▶ [What you are asked to do]: A faithful copy of all the data is the goal; omit the pictures.

··· Data supplied

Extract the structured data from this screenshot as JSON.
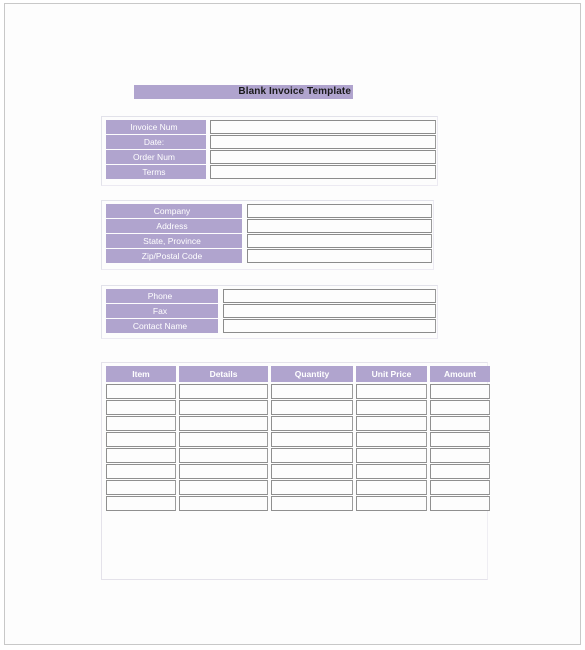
{
  "document": {
    "title": "Blank Invoice Template",
    "accent_color": "#b0a4ce",
    "label_text_color": "#ffffff",
    "page_background": "#fdfdfd"
  },
  "title_bar": {
    "text": "Blank Invoice Template"
  },
  "blocks": [
    {
      "id": "invoice-details",
      "rows": [
        {
          "label": "Invoice Num",
          "value": ""
        },
        {
          "label": "Date:",
          "value": ""
        },
        {
          "label": "Order Num",
          "value": ""
        },
        {
          "label": "Terms",
          "value": ""
        }
      ]
    },
    {
      "id": "company-details",
      "rows": [
        {
          "label": "Company",
          "value": ""
        },
        {
          "label": "Address",
          "value": ""
        },
        {
          "label": "State, Province",
          "value": ""
        },
        {
          "label": "Zip/Postal Code",
          "value": ""
        }
      ]
    },
    {
      "id": "contact-details",
      "rows": [
        {
          "label": "Phone",
          "value": ""
        },
        {
          "label": "Fax",
          "value": ""
        },
        {
          "label": "Contact Name",
          "value": ""
        }
      ]
    }
  ],
  "items_table": {
    "headers": [
      "Item",
      "Details",
      "Quantity",
      "Unit Price",
      "Amount"
    ],
    "rows": [
      [
        "",
        "",
        "",
        "",
        ""
      ],
      [
        "",
        "",
        "",
        "",
        ""
      ],
      [
        "",
        "",
        "",
        "",
        ""
      ],
      [
        "",
        "",
        "",
        "",
        ""
      ],
      [
        "",
        "",
        "",
        "",
        ""
      ],
      [
        "",
        "",
        "",
        "",
        ""
      ],
      [
        "",
        "",
        "",
        "",
        ""
      ],
      [
        "",
        "",
        "",
        "",
        ""
      ]
    ]
  }
}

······

▶ [Result of the task]:
Extract the structured data from this screenshot as JSON.
{
  "document": {
    "title": "Blank Invoice Template",
    "accent_color": "#b0a4ce",
    "label_text_color": "#ffffff",
    "page_background": "#fdfdfd"
  },
  "title_bar": {
    "text": "Blank Invoice Template"
  },
  "blocks": [
    {
      "id": "invoice-details",
      "rows": [
        {
          "label": "Invoice Num",
          "value": ""
        },
        {
          "label": "Date:",
          "value": ""
        },
        {
          "label": "Order Num",
          "value": ""
        },
        {
          "label": "Terms",
          "value": ""
        }
      ]
    },
    {
      "id": "company-details",
      "rows": [
        {
          "label": "Company",
          "value": ""
        },
        {
          "label": "Address",
          "value": ""
        },
        {
          "label": "State, Province",
          "value": ""
        },
        {
          "label": "Zip/Postal Code",
          "value": ""
        }
      ]
    },
    {
      "id": "contact-details",
      "rows": [
        {
          "label": "Phone",
          "value": ""
        },
        {
          "label": "Fax",
          "value": ""
        },
        {
          "label": "Contact Name",
          "value": ""
        }
      ]
    }
  ],
  "items_table": {
    "headers": [
      "Item",
      "Details",
      "Quantity",
      "Unit Price",
      "Amount"
    ],
    "rows": [
      [
        "",
        "",
        "",
        "",
        ""
      ],
      [
        "",
        "",
        "",
        "",
        ""
      ],
      [
        "",
        "",
        "",
        "",
        ""
      ],
      [
        "",
        "",
        "",
        "",
        ""
      ],
      [
        "",
        "",
        "",
        "",
        ""
      ],
      [
        "",
        "",
        "",
        "",
        ""
      ],
      [
        "",
        "",
        "",
        "",
        ""
      ],
      [
        "",
        "",
        "",
        "",
        ""
      ]
    ]
  }
}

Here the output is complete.